Also, VM in OSX is always on and cannot be disabled as it's functions are part of the Unix subsystem. So you could load OSX and never have a memory problem. Also, turn off VM in OS9, since it's but a waste of drive space and it's not going to make anything faster.

Hope that helps,

Andy

Dominique
Sep 25, 2001, 09:08 AM
thanks
In OS9.2 indeed I don't want to use VM (Adobe Premiere and and Finalcut pro...). What I meant was that the choice was not available anyway in memory control pannel. So what will happen when I will use classic (OS9.2) vithout VM over OSX with VM?

andymoraitis
Sep 25, 2001, 09:25 AM
Classic is not actually another operating system, but an application under OSX. Since you'll be running in OSX, VM functions are on and that's all you really need to worry about. Just because OSX uses VM by default, it doesn't mean that when using Classic that OS9 needs it on as well. Remember, OSX controls Classic and not OS9.
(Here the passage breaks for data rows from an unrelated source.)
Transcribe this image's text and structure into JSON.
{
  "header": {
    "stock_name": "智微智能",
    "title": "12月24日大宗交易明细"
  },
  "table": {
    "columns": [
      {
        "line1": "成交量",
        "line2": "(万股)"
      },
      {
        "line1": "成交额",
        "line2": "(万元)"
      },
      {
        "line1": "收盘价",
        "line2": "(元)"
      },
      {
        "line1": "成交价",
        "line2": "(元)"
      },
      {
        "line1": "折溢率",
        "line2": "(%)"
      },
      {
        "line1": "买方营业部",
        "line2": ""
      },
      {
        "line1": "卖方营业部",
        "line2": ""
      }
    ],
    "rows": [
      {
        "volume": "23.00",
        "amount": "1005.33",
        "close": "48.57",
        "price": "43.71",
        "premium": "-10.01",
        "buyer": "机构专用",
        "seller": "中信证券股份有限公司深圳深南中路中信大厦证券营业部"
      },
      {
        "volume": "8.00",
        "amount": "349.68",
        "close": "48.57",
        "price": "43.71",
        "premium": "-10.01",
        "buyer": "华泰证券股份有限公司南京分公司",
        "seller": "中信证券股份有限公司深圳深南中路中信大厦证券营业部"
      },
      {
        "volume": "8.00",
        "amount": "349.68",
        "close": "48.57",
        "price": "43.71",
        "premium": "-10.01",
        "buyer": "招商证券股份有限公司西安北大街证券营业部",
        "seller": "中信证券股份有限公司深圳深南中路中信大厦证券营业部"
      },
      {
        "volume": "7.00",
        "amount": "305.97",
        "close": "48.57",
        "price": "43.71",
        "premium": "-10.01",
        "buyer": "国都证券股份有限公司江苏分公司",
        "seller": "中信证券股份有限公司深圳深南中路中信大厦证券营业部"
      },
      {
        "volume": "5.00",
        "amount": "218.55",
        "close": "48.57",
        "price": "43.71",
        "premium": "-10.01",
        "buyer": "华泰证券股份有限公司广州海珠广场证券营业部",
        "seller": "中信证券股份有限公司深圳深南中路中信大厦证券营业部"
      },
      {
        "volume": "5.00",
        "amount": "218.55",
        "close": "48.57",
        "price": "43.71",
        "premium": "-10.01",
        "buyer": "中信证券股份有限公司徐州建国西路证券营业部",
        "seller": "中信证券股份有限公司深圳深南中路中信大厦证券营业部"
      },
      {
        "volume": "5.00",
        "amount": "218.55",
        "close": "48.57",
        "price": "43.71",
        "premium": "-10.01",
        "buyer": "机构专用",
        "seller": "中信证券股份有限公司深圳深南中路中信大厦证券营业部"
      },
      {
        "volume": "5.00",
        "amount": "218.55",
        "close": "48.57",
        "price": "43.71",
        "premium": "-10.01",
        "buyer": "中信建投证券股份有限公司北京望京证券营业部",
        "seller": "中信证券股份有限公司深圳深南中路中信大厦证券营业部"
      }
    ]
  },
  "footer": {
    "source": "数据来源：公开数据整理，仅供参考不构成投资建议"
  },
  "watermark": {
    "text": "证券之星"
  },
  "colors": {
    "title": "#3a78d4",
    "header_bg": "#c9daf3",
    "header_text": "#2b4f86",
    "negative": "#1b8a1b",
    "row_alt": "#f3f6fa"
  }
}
If you do decide to install OSX, I recommend that you create separate partitions for OS9 and OSX. That way you can dual-boot the system by holding down the option key at startup (which will give you a menu of bootable partitions after it scans for devices).

My advice is that if you need heavy duty graphics apps, go ahead and install both systems, keep your main work in OS9 and boot into OSX to see mess around until your apps go native or are Carbonized to work in both. Classic is OK, but if you really want to get the job done, use OS9.

Hope that helps,

Andy